▶ _How to complete this task_: Each entry below is to be written out exactly, and the pictures are to be left out.

▶ _Source records_:

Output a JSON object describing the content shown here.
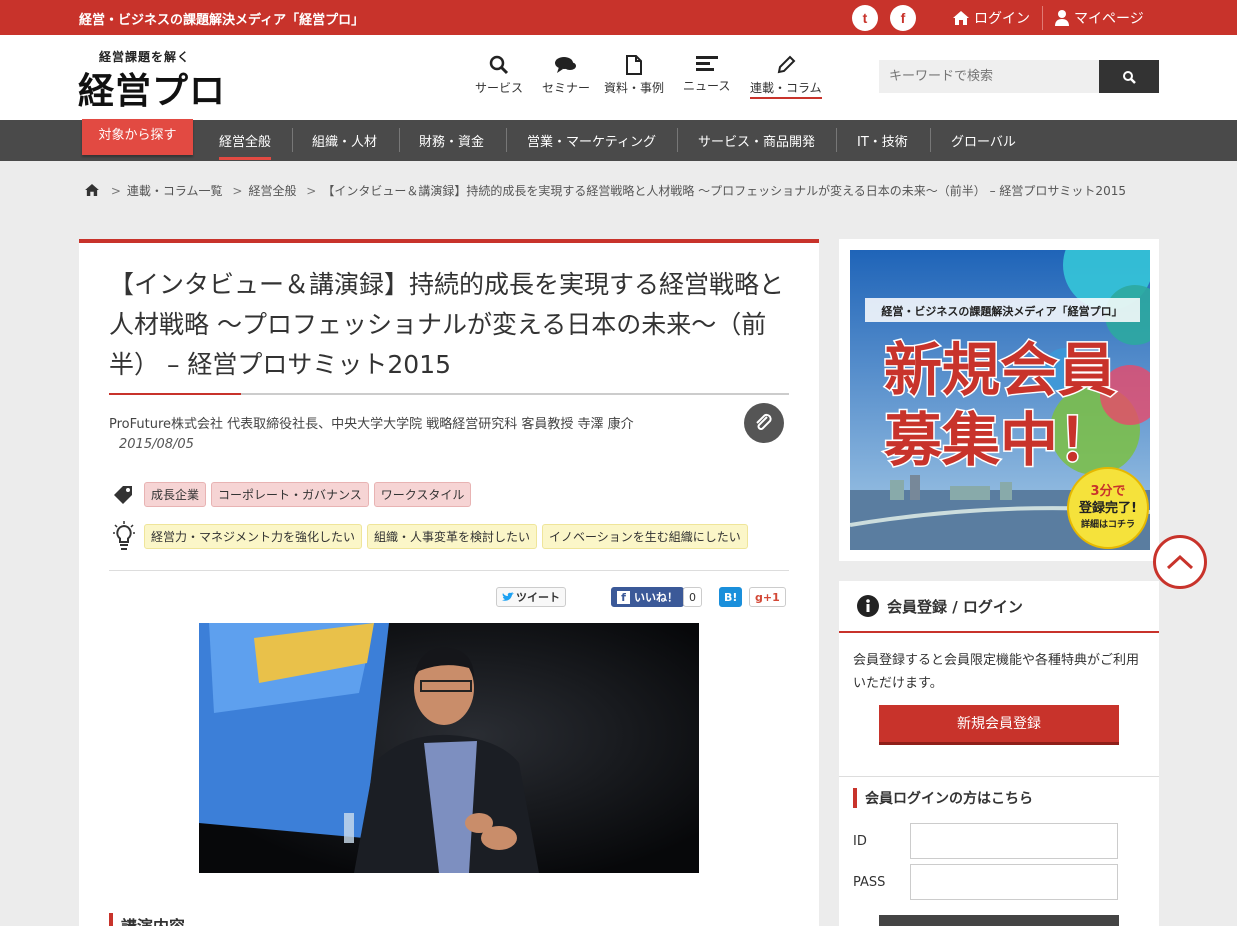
{
  "topbar": {
    "tagline": "経営・ビジネスの課題解決メディア「経営プロ」",
    "twitter": "twitter-icon",
    "facebook": "facebook-icon",
    "login": "ログイン",
    "mypage": "マイページ"
  },
  "logo": {
    "sub": "経営課題を解く",
    "main": "経営プロ"
  },
  "nav": [
    {
      "label": "サービス",
      "icon": "search-icon"
    },
    {
      "label": "セミナー",
      "icon": "chat-icon"
    },
    {
      "label": "資料・事例",
      "icon": "document-icon"
    },
    {
      "label": "ニュース",
      "icon": "news-icon"
    },
    {
      "label": "連載・コラム",
      "icon": "pencil-icon",
      "active": true
    }
  ],
  "search": {
    "placeholder": "キーワードで検索"
  },
  "categories": {
    "button": "対象から探す",
    "items": [
      "経営全般",
      "組織・人材",
      "財務・資金",
      "営業・マーケティング",
      "サービス・商品開発",
      "IT・技術",
      "グローバル"
    ],
    "active": "経営全般"
  },
  "breadcrumb": [
    "連載・コラム一覧",
    "経営全般",
    "【インタビュー＆講演録】持続的成長を実現する経営戦略と人材戦略 〜プロフェッショナルが変える日本の未来〜（前半） – 経営プロサミット2015"
  ],
  "article": {
    "title": "【インタビュー＆講演録】持続的成長を実現する経営戦略と人材戦略 〜プロフェッショナルが変える日本の未来〜（前半） – 経営プロサミット2015",
    "author": "ProFuture株式会社 代表取締役社長、中央大学大学院 戦略経営研究科 客員教授 寺澤 康介",
    "date": "2015/08/05",
    "tags": [
      "成長企業",
      "コーポレート・ガバナンス",
      "ワークスタイル"
    ],
    "themes": [
      "経営力・マネジメント力を強化したい",
      "組織・人事変革を検討したい",
      "イノベーションを生む組織にしたい"
    ],
    "section": "講演内容"
  },
  "share": {
    "tweet": "ツイート",
    "like": "いいね！",
    "like_count": "0",
    "hatena": "B!",
    "gplus": "g+1"
  },
  "banner": {
    "media": "経営・ビジネスの課題解決メディア「経営プロ」",
    "headline1": "新規会員",
    "headline2": "募集中！",
    "badge1": "3分で",
    "badge2": "登録完了!",
    "badge3": "詳細はコチラ"
  },
  "member": {
    "title": "会員登録 / ログイン",
    "text": "会員登録すると会員限定機能や各種特典がご利用いただけます。",
    "register": "新規会員登録",
    "login_title": "会員ログインの方はこちら",
    "id_label": "ID",
    "pass_label": "PASS"
  },
  "colors": {
    "brand": "#c8332b",
    "catbar": "#4a4a4a",
    "tag_pink": "#f6d4d4",
    "tag_yellow": "#fbf6c8"
  }
}
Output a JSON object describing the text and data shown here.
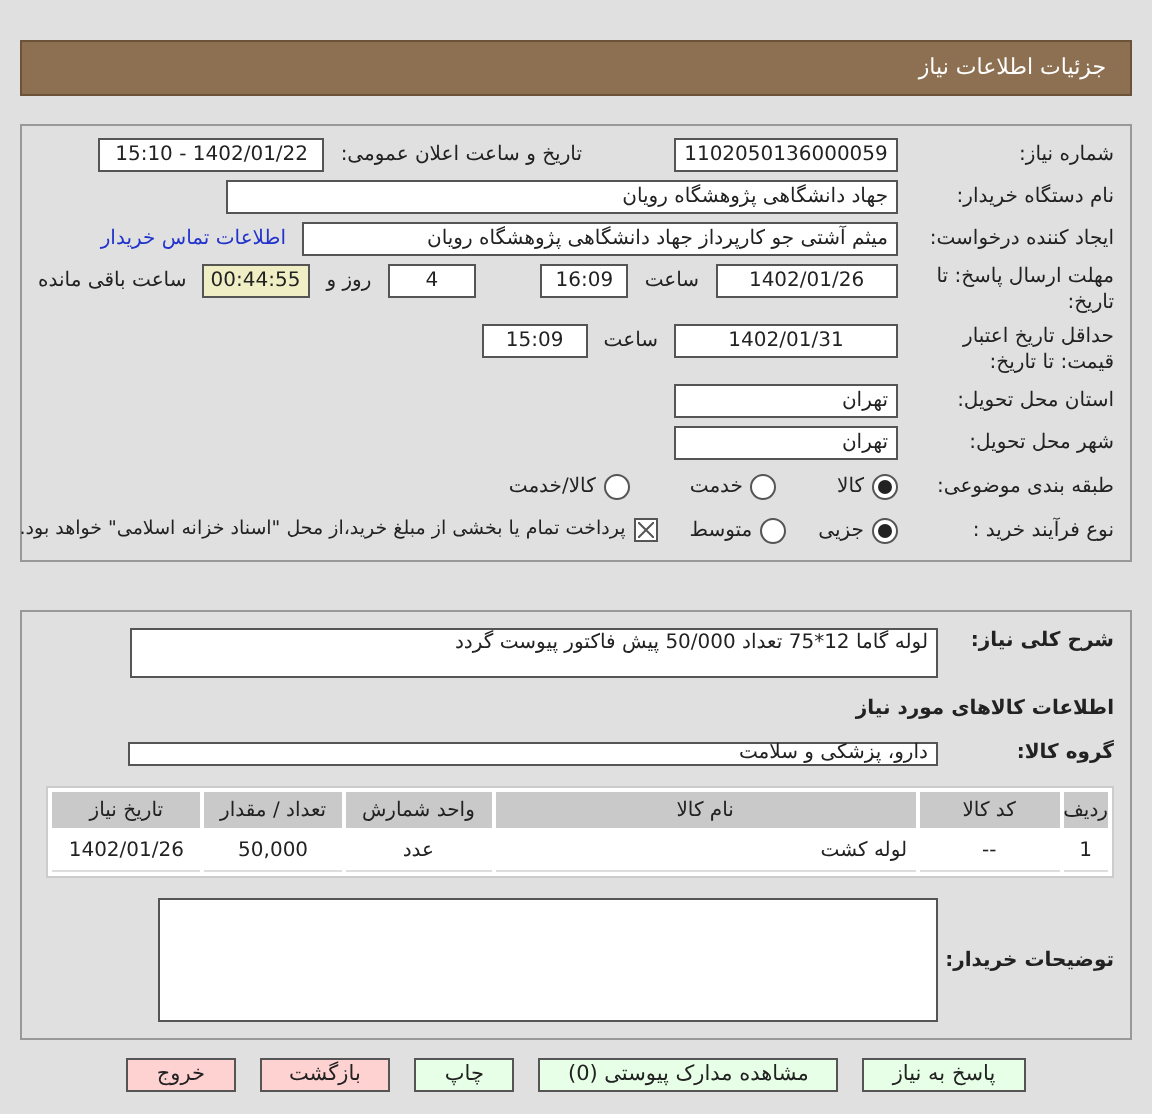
{
  "header": {
    "title": "جزئیات اطلاعات نیاز"
  },
  "need_number": {
    "label": "شماره نیاز:",
    "value": "1102050136000059"
  },
  "announce": {
    "label": "تاریخ و ساعت اعلان عمومی:",
    "value": "1402/01/22 - 15:10"
  },
  "buyer": {
    "label": "نام دستگاه خریدار:",
    "value": "جهاد دانشگاهی پژوهشگاه رویان"
  },
  "creator": {
    "label": "ایجاد کننده درخواست:",
    "value": "میثم  آشتی جو کارپرداز جهاد دانشگاهی پژوهشگاه رویان",
    "link": "اطلاعات تماس خریدار"
  },
  "deadline": {
    "label": "مهلت ارسال پاسخ: تا تاریخ:",
    "date": "1402/01/26",
    "time_label": "ساعت",
    "time": "16:09",
    "days": "4",
    "days_label": "روز و",
    "remaining": "00:44:55",
    "remaining_label": "ساعت باقی مانده"
  },
  "validity": {
    "label": "حداقل تاریخ اعتبار قیمت: تا تاریخ:",
    "date": "1402/01/31",
    "time_label": "ساعت",
    "time": "15:09"
  },
  "province": {
    "label": "استان محل تحویل:",
    "value": "تهران"
  },
  "city": {
    "label": "شهر محل تحویل:",
    "value": "تهران"
  },
  "category": {
    "label": "طبقه بندی موضوعی:",
    "options": [
      {
        "label": "کالا",
        "selected": true
      },
      {
        "label": "خدمت",
        "selected": false
      },
      {
        "label": "کالا/خدمت",
        "selected": false
      }
    ]
  },
  "process": {
    "label": "نوع فرآیند خرید :",
    "options": [
      {
        "label": "جزیی",
        "selected": true
      },
      {
        "label": "متوسط",
        "selected": false
      }
    ],
    "note": {
      "label": "پرداخت تمام یا بخشی از مبلغ خرید،از محل \"اسناد خزانه اسلامی\" خواهد بود.",
      "checked": true
    }
  },
  "description": {
    "label": "شرح کلی نیاز:",
    "value": "لوله گاما 12*75 تعداد 50/000 پیش فاکتور پیوست گردد"
  },
  "goods_title": "اطلاعات کالاهای مورد نیاز",
  "group": {
    "label": "گروه کالا:",
    "value": "دارو، پزشکی و سلامت"
  },
  "table": {
    "columns": [
      "ردیف",
      "کد کالا",
      "نام کالا",
      "واحد شمارش",
      "تعداد / مقدار",
      "تاریخ نیاز"
    ],
    "rows": [
      [
        "1",
        "--",
        "لوله کشت",
        "عدد",
        "50,000",
        "1402/01/26"
      ]
    ]
  },
  "buyer_notes": {
    "label": "توضیحات خریدار:"
  },
  "buttons": [
    {
      "label": "پاسخ به نیاز",
      "kind": "green"
    },
    {
      "label": "مشاهده مدارک پیوستی (0)",
      "kind": "green"
    },
    {
      "label": "چاپ",
      "kind": "green"
    },
    {
      "label": "بازگشت",
      "kind": "red"
    },
    {
      "label": "خروج",
      "kind": "red"
    }
  ]
}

▶ _Written solution_:
Output a JSON object describing the content shown here.
{
  "topbar": {
    "tagline": "経営・ビジネスの課題解決メディア「経営プロ」",
    "twitter": "twitter-icon",
    "facebook": "facebook-icon",
    "login": "ログイン",
    "mypage": "マイページ"
  },
  "logo": {
    "sub": "経営課題を解く",
    "main": "経営プロ"
  },
  "nav": [
    {
      "label": "サービス",
      "icon": "search-icon"
    },
    {
      "label": "セミナー",
      "icon": "chat-icon"
    },
    {
      "label": "資料・事例",
      "icon": "document-icon"
    },
    {
      "label": "ニュース",
      "icon": "news-icon"
    },
    {
      "label": "連載・コラム",
      "icon": "pencil-icon",
      "active": true
    }
  ],
  "search": {
    "placeholder": "キーワードで検索"
  },
  "categories": {
    "button": "対象から探す",
    "items": [
      "経営全般",
      "組織・人材",
      "財務・資金",
      "営業・マーケティング",
      "サービス・商品開発",
      "IT・技術",
      "グローバル"
    ],
    "active": "経営全般"
  },
  "breadcrumb": [
    "連載・コラム一覧",
    "経営全般",
    "【インタビュー＆講演録】持続的成長を実現する経営戦略と人材戦略 〜プロフェッショナルが変える日本の未来〜（前半） – 経営プロサミット2015"
  ],
  "article": {
    "title": "【インタビュー＆講演録】持続的成長を実現する経営戦略と人材戦略 〜プロフェッショナルが変える日本の未来〜（前半） – 経営プロサミット2015",
    "author": "ProFuture株式会社 代表取締役社長、中央大学大学院 戦略経営研究科 客員教授 寺澤 康介",
    "date": "2015/08/05",
    "tags": [
      "成長企業",
      "コーポレート・ガバナンス",
      "ワークスタイル"
    ],
    "themes": [
      "経営力・マネジメント力を強化したい",
      "組織・人事変革を検討したい",
      "イノベーションを生む組織にしたい"
    ],
    "section": "講演内容"
  },
  "share": {
    "tweet": "ツイート",
    "like": "いいね！",
    "like_count": "0",
    "hatena": "B!",
    "gplus": "g+1"
  },
  "banner": {
    "media": "経営・ビジネスの課題解決メディア「経営プロ」",
    "headline1": "新規会員",
    "headline2": "募集中！",
    "badge1": "3分で",
    "badge2": "登録完了!",
    "badge3": "詳細はコチラ"
  },
  "member": {
    "title": "会員登録 / ログイン",
    "text": "会員登録すると会員限定機能や各種特典がご利用いただけます。",
    "register": "新規会員登録",
    "login_title": "会員ログインの方はこちら",
    "id_label": "ID",
    "pass_label": "PASS"
  },
  "colors": {
    "brand": "#c8332b",
    "catbar": "#4a4a4a",
    "tag_pink": "#f6d4d4",
    "tag_yellow": "#fbf6c8"
  }
}
Output a JSON object describing the text and data shown here.
{
  "header": {
    "title": "جزئیات اطلاعات نیاز"
  },
  "need_number": {
    "label": "شماره نیاز:",
    "value": "1102050136000059"
  },
  "announce": {
    "label": "تاریخ و ساعت اعلان عمومی:",
    "value": "1402/01/22 - 15:10"
  },
  "buyer": {
    "label": "نام دستگاه خریدار:",
    "value": "جهاد دانشگاهی پژوهشگاه رویان"
  },
  "creator": {
    "label": "ایجاد کننده درخواست:",
    "value": "میثم  آشتی جو کارپرداز جهاد دانشگاهی پژوهشگاه رویان",
    "link": "اطلاعات تماس خریدار"
  },
  "deadline": {
    "label": "مهلت ارسال پاسخ: تا تاریخ:",
    "date": "1402/01/26",
    "time_label": "ساعت",
    "time": "16:09",
    "days": "4",
    "days_label": "روز و",
    "remaining": "00:44:55",
    "remaining_label": "ساعت باقی مانده"
  },
  "validity": {
    "label": "حداقل تاریخ اعتبار قیمت: تا تاریخ:",
    "date": "1402/01/31",
    "time_label": "ساعت",
    "time": "15:09"
  },
  "province": {
    "label": "استان محل تحویل:",
    "value": "تهران"
  },
  "city": {
    "label": "شهر محل تحویل:",
    "value": "تهران"
  },
  "category": {
    "label": "طبقه بندی موضوعی:",
    "options": [
      {
        "label": "کالا",
        "selected": true
      },
      {
        "label": "خدمت",
        "selected": false
      },
      {
        "label": "کالا/خدمت",
        "selected": false
      }
    ]
  },
  "process": {
    "label": "نوع فرآیند خرید :",
    "options": [
      {
        "label": "جزیی",
        "selected": true
      },
      {
        "label": "متوسط",
        "selected": false
      }
    ],
    "note": {
      "label": "پرداخت تمام یا بخشی از مبلغ خرید،از محل \"اسناد خزانه اسلامی\" خواهد بود.",
      "checked": true
    }
  },
  "description": {
    "label": "شرح کلی نیاز:",
    "value": "لوله گاما 12*75 تعداد 50/000 پیش فاکتور پیوست گردد"
  },
  "goods_title": "اطلاعات کالاهای مورد نیاز",
  "group": {
    "label": "گروه کالا:",
    "value": "دارو، پزشکی و سلامت"
  },
  "table": {
    "columns": [
      "ردیف",
      "کد کالا",
      "نام کالا",
      "واحد شمارش",
      "تعداد / مقدار",
      "تاریخ نیاز"
    ],
    "rows": [
      [
        "1",
        "--",
        "لوله کشت",
        "عدد",
        "50,000",
        "1402/01/26"
      ]
    ]
  },
  "buyer_notes": {
    "label": "توضیحات خریدار:"
  },
  "buttons": [
    {
      "label": "پاسخ به نیاز",
      "kind": "green"
    },
    {
      "label": "مشاهده مدارک پیوستی (0)",
      "kind": "green"
    },
    {
      "label": "چاپ",
      "kind": "green"
    },
    {
      "label": "بازگشت",
      "kind": "red"
    },
    {
      "label": "خروج",
      "kind": "red"
    }
  ]
}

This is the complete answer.